The subject of political participation has long been one of the biggest ideological battles for guerrilla groups, most of which initially formed as a response to intense political persecution.
“The shower of gifts announced for the purpose of having democracy exist, means that the agreement is finally going to have statutes for the opposition, democratic participation of citizens, guarantees for protests and demonstrations, mediums of communication, councils for…cohabitation, transparency, citizen participation in development plans, [means of making] new political parties…revision of the electoral system, “special peace districts,” protection for political leaders and women participation [in government],” professed the ELN.
The guerrillas did note however that the “gifts” are still at this point only “virtual” and that it will require a “touch of magic” to make these deals become realities.

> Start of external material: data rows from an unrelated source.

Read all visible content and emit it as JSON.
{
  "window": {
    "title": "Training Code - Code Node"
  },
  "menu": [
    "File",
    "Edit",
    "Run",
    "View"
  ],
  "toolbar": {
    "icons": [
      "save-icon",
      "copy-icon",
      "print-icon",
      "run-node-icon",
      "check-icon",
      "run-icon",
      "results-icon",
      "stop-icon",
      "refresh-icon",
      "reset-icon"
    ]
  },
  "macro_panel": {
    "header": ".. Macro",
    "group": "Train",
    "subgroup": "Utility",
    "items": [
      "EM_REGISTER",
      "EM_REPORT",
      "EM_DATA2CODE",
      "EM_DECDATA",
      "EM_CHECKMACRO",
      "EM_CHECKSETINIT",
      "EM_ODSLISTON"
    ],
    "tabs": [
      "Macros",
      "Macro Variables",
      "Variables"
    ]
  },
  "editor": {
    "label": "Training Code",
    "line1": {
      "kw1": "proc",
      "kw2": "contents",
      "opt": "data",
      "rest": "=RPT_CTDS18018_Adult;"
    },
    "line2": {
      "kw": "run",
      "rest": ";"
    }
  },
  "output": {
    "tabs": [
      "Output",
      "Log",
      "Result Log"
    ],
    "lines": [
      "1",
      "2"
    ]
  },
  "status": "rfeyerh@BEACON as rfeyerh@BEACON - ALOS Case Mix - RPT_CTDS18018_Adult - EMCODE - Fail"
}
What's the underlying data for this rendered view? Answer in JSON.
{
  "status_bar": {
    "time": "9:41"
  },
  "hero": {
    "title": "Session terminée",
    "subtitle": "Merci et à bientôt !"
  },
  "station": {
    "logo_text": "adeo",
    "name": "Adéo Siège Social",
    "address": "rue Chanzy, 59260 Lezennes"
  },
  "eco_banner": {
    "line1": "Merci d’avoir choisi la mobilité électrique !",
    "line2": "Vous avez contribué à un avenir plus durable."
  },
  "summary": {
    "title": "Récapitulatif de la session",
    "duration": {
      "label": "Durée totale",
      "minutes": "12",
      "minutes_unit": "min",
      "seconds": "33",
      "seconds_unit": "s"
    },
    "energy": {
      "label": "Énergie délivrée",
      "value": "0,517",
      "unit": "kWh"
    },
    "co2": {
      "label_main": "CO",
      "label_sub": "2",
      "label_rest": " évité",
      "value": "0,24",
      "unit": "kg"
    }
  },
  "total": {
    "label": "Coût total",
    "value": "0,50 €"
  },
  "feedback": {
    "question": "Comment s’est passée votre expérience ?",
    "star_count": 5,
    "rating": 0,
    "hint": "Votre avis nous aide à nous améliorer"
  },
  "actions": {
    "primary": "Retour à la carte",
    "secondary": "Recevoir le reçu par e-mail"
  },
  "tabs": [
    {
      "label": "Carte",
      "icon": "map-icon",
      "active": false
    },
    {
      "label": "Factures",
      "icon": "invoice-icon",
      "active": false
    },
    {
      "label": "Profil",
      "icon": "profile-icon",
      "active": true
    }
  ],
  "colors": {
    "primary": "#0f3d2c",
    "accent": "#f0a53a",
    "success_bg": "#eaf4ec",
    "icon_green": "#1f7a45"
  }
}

“The magician…is the guerrilla group that makes achievements for change with good behavior,” said the article.
Talks of peace talks with the ELN have been floating around for over a year since those with the FARC began. While the second largest guerrilla group has expressed desire and preparedness to enter peace talks, the government seems to be waiting to see the result of ongoing dialogues with the FARC occurring in Havana, Cuba, before committing to sitting down to the table.
The ELN has said however that their peace team is “formed and ready” to begin talks with the government.
The ELN is also suspected of putting pressure on the government through a string of infrastructural attacks including allegedly causing serious damage to various northeastern Colombian oil pipelines.
The ELN concluded with a question for President Juan Manuel Santos, the incumbent who largely organized peace talks with the FARC and has been dismissing potential peace talks with the ELN.
“Can you fulfill your promises for democracy without signing peace agreements with the guerrillas?”
The fourth attempt at peace talks with the FARC will reach its one year anniversary on November 19.